No, it’s not dwindling land areas that poses the biggest threat to food security, it’s water shortage. The challenge, according to specialists, is to get sufficient water to produce food.
PUBLISHED ONAug 2018
"Many well-informed individuals see a future of water shortages, but few have connected the dots to see that a future of water shortages will also be a future of food shortages,” said Lester R. Brown, the president of the Washington, D.C.-based Earth Policy Institute.
“Water shortages lag only climate change and population growth as a threat to the human future,” said Brown in an exclusive interview by this author. “The challenge is not to get enough water to drink, but to get enough water to produce our food. We drink, in one form or another, perhaps four liters of water per day. But the food we consume each day requires 2,000 liters of water to produce, or 500 times as much.”
Agriculture is by far the biggest consumer of water around the world. In thickly-populated Asia, agriculture accounts for 86% of the total annual water withdrawal.
Rice is a case in point. In his book, Water: The International Crisis, Robin Clark reports that an average farmer needs 5,000 liters of water to produce one kilogram of rice. “Rice growing is a heavy consumer of water,” agrees the International Rice Research Institute report, Water: A Looming Crisis. This water shortage could seriously threaten rice production in the region. This is bad news for Filipinos who consider rice as their “deepest comfort food.”
Meat production also consumes a lot of water. Beef, the meat used in most fast food outlets, is by far the most water-intensive of all meats.

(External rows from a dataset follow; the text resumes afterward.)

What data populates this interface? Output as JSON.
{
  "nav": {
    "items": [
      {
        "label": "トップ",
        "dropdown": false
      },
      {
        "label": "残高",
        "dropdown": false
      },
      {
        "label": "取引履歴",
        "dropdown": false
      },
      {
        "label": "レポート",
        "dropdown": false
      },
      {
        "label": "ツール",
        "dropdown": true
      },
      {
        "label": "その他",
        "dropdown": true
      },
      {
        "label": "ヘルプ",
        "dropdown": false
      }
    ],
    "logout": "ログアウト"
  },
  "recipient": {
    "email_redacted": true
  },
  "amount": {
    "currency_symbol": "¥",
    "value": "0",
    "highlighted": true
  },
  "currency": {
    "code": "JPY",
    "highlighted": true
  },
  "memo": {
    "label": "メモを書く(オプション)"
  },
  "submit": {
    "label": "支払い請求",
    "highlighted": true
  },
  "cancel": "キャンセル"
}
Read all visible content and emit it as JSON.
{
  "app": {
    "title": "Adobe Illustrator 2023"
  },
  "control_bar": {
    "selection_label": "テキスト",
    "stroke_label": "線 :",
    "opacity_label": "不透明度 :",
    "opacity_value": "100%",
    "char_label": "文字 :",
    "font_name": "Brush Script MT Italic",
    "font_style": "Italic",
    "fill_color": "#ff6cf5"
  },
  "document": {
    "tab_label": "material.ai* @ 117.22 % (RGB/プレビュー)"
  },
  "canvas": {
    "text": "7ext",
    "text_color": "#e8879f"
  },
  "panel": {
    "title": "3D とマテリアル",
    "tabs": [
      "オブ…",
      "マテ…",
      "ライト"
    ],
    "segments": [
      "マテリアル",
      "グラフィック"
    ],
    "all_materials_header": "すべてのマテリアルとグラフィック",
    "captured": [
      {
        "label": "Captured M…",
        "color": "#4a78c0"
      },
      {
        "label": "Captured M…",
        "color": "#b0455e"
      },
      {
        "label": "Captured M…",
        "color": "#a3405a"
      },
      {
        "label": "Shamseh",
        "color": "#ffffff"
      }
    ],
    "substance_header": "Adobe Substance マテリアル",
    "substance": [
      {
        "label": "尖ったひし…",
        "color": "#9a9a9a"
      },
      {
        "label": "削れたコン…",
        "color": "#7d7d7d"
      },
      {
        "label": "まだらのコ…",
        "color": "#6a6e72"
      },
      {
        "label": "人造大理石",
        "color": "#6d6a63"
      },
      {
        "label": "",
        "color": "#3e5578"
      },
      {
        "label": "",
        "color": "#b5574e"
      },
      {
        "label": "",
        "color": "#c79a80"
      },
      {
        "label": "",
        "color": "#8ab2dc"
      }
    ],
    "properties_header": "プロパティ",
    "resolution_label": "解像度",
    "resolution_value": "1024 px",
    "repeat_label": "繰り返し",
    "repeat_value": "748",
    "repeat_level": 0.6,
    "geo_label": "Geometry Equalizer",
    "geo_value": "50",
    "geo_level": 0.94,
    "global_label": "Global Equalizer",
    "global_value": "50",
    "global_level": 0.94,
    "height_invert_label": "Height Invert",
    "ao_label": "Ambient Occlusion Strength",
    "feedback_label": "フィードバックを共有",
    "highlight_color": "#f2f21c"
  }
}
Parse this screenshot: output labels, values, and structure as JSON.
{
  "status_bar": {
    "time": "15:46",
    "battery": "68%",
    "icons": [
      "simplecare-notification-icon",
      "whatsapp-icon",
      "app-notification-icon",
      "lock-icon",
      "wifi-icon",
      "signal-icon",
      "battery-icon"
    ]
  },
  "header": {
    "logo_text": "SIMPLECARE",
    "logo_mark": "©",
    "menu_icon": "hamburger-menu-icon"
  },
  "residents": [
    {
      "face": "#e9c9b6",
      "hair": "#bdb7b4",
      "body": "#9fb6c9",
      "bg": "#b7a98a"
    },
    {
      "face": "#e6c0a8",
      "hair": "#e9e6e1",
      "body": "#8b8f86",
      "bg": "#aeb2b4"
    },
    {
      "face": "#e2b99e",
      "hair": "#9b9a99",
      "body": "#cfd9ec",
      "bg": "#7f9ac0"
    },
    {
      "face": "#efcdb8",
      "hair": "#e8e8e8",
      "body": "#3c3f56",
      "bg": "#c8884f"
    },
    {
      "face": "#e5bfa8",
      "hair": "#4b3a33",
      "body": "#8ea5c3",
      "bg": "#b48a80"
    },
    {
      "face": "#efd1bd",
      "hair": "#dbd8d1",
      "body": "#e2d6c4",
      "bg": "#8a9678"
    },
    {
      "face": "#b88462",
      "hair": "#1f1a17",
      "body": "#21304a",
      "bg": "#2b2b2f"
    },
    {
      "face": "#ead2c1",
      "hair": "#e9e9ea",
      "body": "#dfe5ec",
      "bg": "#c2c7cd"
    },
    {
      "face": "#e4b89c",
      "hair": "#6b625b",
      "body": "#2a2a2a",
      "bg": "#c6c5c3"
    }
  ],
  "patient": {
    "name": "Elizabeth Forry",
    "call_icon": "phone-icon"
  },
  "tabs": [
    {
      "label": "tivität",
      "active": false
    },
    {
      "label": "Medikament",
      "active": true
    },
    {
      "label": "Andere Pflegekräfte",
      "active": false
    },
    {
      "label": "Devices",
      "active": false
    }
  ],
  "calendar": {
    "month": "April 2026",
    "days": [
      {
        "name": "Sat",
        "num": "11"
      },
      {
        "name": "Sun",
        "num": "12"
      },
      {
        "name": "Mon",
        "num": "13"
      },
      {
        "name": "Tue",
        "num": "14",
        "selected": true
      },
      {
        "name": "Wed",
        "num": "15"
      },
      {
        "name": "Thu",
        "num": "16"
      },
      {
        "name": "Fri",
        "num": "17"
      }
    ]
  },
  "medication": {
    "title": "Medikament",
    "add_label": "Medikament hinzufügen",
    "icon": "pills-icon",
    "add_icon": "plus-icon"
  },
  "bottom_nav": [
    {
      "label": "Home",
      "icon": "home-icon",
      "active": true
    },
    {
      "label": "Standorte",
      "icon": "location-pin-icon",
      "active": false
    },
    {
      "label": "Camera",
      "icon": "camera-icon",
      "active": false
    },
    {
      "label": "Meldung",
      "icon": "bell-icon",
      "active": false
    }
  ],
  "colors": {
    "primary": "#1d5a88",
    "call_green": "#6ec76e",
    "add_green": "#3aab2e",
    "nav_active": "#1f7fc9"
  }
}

A huge volume of water is also used in aquaculture or fish farming.
It goes without saying that water is indeed the world’s most important resource. “Liters and liters of it are consumed by everything we eat, and everything we use and buy,” pointed out Stephen Leahy, a Canadian journalist and author. That’s what he calls as “water footprint.”
“Water isn’t just a commodity. It is a source of life,” says Sandra Postel, director of the Massachusetts-based Global Water Policy Project. Postel believes water problems will trail climate change as a threat to human future. “We can transition away from coal and oil to solar, wind and other renewable energy sources. But there is no transitioning away from water to something else.”
Water covers over 70 percent of the earth’s surface and is a major force in controlling the climate by storing vast quantities of heat. About 97.5 percent of all water is found in the ocean and only the remaining 2.5 percent is considered fresh water. Unfortunately, 99.7 percent of that fresh water is unavailable, trapped in glaciers, ice sheets, and mountainous areas.
“World demand for water doubles every 21 years, but the volume available is the same as it was in the Roman times,” observes Sir Crispin Tickell, former British ambassador to the United Nations and one of the organizers of the 1992 Earth Summit in Rio de Janeiro. “Something has got to give.”
Again, here’s a thought-provoking statement from Brown: “The most important thing we can do to cope with water scarcity is to use water more efficiently in agriculture. Beyond this, urban recycling of water, still in its early stages, will be one of the keys in dealing with fast-spreading water shortages.”